**Dataset content**
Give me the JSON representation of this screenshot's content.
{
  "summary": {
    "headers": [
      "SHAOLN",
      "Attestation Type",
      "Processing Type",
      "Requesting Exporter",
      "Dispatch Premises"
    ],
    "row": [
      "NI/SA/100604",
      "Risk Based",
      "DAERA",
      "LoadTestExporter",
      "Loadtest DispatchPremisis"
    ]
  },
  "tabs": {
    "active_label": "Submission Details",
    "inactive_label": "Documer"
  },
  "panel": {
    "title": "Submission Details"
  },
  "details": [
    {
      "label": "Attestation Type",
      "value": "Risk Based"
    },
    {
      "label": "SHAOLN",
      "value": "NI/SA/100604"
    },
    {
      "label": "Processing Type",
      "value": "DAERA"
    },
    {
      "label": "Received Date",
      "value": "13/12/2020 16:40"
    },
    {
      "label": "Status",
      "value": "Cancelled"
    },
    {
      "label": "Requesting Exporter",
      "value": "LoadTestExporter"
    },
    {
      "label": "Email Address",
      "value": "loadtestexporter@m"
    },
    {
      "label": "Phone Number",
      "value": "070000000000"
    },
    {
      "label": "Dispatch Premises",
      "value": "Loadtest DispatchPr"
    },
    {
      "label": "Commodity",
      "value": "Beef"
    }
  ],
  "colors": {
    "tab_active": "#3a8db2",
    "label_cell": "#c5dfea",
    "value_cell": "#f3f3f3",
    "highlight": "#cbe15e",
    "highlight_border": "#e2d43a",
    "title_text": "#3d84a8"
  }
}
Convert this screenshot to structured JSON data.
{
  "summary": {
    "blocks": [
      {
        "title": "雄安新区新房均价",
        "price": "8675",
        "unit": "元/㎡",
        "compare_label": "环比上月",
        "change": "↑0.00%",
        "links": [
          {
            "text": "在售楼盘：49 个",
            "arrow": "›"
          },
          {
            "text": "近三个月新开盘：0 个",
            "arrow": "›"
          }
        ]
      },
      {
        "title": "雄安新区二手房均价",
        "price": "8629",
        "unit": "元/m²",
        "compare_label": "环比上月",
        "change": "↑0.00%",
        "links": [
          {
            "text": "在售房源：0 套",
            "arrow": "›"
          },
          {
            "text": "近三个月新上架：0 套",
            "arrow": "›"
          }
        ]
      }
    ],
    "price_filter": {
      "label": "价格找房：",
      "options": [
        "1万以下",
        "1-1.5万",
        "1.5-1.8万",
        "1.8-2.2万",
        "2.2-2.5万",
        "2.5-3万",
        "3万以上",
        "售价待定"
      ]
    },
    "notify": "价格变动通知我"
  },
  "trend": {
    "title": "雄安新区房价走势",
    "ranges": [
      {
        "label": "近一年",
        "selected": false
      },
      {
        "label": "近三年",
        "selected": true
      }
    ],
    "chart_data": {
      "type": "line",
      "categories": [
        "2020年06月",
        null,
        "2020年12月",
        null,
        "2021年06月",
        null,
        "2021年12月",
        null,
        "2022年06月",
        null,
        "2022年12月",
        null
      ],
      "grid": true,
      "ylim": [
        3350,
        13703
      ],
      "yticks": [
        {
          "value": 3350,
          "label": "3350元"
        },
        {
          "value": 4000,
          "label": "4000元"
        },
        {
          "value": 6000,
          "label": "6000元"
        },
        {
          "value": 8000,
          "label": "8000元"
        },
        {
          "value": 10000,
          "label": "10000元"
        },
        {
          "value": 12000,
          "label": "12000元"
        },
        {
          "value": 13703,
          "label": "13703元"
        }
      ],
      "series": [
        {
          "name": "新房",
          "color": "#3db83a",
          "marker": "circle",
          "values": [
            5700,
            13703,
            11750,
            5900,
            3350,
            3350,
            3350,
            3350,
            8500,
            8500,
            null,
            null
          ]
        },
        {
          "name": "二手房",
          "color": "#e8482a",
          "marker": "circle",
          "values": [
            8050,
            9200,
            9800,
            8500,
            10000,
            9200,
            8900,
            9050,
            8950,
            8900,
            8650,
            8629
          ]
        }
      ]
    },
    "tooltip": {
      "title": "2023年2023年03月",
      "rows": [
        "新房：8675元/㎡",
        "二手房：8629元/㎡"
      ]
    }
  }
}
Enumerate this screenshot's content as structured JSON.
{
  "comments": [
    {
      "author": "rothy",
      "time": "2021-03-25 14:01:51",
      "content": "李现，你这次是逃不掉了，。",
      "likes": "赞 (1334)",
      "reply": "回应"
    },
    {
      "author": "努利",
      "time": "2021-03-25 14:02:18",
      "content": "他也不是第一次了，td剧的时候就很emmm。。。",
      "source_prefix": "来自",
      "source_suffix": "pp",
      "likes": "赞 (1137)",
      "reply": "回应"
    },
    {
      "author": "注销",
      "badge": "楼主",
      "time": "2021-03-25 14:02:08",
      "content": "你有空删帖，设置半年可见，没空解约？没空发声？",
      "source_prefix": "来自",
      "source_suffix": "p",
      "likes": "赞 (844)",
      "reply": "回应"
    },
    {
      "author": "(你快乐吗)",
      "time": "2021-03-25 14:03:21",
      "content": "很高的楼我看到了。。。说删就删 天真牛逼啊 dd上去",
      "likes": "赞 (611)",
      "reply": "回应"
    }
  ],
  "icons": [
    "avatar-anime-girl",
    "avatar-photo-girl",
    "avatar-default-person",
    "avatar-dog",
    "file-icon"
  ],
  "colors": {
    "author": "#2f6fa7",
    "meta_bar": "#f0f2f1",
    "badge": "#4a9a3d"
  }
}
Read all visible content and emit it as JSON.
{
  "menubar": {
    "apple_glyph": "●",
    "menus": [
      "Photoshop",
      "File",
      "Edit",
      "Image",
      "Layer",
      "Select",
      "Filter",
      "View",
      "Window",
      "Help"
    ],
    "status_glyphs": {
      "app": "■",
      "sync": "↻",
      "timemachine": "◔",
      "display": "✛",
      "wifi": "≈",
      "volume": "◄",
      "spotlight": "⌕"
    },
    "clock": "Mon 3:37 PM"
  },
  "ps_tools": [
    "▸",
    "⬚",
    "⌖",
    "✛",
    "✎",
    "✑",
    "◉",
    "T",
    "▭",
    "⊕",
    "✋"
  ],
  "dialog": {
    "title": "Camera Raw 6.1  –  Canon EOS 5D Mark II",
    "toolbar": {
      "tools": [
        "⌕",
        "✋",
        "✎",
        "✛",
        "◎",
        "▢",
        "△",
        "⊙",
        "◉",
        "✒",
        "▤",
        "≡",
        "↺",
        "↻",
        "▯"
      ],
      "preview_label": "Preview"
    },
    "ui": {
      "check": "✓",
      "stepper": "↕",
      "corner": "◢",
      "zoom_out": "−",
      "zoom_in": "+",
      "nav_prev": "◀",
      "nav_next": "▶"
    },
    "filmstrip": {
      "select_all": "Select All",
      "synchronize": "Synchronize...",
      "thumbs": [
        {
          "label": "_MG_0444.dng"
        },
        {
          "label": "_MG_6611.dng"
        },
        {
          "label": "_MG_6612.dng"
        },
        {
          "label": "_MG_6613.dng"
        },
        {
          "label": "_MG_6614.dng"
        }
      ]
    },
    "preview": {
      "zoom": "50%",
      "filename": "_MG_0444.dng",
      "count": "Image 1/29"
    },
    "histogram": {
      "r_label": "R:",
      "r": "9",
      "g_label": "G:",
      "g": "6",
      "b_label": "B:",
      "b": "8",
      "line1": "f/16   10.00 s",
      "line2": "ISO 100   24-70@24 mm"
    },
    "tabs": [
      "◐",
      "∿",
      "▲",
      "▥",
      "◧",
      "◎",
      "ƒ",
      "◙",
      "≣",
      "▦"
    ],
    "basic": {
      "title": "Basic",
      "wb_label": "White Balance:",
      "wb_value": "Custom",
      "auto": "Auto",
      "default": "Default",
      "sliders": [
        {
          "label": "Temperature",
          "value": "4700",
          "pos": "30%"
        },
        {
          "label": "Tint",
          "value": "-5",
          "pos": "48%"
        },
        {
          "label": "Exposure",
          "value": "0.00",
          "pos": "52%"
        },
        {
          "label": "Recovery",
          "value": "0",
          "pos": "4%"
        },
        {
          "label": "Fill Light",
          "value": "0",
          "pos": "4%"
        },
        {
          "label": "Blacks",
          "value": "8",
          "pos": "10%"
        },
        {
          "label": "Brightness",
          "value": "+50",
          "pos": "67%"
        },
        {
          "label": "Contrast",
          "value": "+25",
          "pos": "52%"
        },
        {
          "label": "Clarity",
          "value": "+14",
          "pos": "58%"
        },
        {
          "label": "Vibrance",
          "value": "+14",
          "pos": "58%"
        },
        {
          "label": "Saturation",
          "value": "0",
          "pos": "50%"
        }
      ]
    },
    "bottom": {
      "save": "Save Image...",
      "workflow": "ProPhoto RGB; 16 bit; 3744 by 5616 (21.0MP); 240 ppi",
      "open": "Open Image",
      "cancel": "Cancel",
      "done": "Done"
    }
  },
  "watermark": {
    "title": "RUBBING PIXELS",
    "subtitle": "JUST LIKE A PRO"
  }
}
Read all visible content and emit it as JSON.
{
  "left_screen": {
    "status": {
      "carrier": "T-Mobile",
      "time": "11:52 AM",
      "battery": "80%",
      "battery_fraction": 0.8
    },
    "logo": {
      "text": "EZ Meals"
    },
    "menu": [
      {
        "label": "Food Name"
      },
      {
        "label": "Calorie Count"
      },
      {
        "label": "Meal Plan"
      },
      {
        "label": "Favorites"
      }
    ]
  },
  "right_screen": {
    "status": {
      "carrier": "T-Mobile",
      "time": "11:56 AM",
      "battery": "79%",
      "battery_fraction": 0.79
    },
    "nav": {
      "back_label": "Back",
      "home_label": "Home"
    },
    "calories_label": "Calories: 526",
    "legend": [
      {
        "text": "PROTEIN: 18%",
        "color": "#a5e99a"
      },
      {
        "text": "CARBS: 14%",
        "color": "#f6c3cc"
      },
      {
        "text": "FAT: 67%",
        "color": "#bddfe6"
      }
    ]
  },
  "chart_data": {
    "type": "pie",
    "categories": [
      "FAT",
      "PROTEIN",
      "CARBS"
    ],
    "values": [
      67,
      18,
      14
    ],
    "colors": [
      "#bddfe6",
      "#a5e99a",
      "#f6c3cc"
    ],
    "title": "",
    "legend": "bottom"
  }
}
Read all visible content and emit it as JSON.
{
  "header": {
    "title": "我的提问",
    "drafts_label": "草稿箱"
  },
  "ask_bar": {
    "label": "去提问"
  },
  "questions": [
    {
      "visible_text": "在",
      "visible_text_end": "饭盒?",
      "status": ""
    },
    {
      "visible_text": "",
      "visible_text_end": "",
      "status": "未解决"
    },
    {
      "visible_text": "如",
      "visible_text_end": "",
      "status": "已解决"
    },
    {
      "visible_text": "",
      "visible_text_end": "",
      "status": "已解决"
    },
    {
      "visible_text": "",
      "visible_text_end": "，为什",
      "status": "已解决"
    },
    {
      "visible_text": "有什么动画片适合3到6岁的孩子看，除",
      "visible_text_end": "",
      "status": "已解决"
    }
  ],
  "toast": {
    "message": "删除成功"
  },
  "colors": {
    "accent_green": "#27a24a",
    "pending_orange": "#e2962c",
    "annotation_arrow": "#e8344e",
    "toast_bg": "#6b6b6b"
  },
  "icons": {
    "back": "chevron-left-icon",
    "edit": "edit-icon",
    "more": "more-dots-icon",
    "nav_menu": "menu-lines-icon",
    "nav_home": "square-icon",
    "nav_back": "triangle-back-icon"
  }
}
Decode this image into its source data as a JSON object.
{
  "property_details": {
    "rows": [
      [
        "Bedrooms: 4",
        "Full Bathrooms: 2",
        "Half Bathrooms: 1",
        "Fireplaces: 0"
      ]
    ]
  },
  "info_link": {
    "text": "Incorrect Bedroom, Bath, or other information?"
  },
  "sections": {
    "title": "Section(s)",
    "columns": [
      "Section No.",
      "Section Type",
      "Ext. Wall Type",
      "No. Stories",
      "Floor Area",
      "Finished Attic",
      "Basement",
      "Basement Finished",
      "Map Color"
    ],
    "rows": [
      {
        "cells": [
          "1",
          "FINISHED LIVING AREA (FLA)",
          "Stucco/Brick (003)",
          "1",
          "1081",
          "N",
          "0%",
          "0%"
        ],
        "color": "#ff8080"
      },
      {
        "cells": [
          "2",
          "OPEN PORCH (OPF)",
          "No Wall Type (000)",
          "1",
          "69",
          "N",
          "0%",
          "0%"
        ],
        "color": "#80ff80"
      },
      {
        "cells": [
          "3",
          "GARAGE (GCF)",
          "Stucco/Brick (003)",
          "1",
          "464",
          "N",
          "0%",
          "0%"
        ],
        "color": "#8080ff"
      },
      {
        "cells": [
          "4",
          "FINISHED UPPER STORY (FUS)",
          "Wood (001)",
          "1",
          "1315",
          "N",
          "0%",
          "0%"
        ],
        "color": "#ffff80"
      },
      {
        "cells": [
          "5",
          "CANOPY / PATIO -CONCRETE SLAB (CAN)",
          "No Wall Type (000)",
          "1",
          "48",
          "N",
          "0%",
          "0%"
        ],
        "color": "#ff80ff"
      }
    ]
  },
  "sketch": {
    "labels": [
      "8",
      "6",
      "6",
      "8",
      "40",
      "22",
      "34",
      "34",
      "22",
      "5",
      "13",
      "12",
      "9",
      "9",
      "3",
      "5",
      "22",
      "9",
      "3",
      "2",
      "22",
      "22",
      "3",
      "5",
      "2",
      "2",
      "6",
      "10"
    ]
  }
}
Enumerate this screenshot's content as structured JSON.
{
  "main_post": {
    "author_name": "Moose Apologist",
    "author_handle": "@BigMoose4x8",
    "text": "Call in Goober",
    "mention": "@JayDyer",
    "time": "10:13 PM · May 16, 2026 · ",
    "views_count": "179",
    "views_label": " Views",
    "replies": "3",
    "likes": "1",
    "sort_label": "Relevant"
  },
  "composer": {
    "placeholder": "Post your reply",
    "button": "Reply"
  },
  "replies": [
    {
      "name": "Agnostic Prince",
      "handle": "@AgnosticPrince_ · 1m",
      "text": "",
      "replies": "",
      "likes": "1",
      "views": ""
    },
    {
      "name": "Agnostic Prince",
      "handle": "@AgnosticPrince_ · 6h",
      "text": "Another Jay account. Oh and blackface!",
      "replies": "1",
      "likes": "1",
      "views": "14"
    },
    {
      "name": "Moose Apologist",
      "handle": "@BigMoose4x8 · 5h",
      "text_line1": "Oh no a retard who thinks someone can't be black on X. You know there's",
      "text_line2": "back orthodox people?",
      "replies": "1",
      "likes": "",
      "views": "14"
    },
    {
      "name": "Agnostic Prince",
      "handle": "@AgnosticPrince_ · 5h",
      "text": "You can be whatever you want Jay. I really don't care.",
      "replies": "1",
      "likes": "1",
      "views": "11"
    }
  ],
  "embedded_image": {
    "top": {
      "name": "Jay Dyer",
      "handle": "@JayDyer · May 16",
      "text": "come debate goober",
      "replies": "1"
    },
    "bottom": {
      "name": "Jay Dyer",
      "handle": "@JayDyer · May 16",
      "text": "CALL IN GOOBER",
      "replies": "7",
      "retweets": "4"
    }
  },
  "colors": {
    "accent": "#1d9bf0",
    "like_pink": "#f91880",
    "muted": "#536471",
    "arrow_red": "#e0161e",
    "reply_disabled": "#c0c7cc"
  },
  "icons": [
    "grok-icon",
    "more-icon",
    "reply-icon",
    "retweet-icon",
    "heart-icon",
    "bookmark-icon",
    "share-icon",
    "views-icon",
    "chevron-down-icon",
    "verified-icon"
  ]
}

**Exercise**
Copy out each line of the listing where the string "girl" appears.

**Task response**
    "avatar-anime-girl",
    "avatar-photo-girl",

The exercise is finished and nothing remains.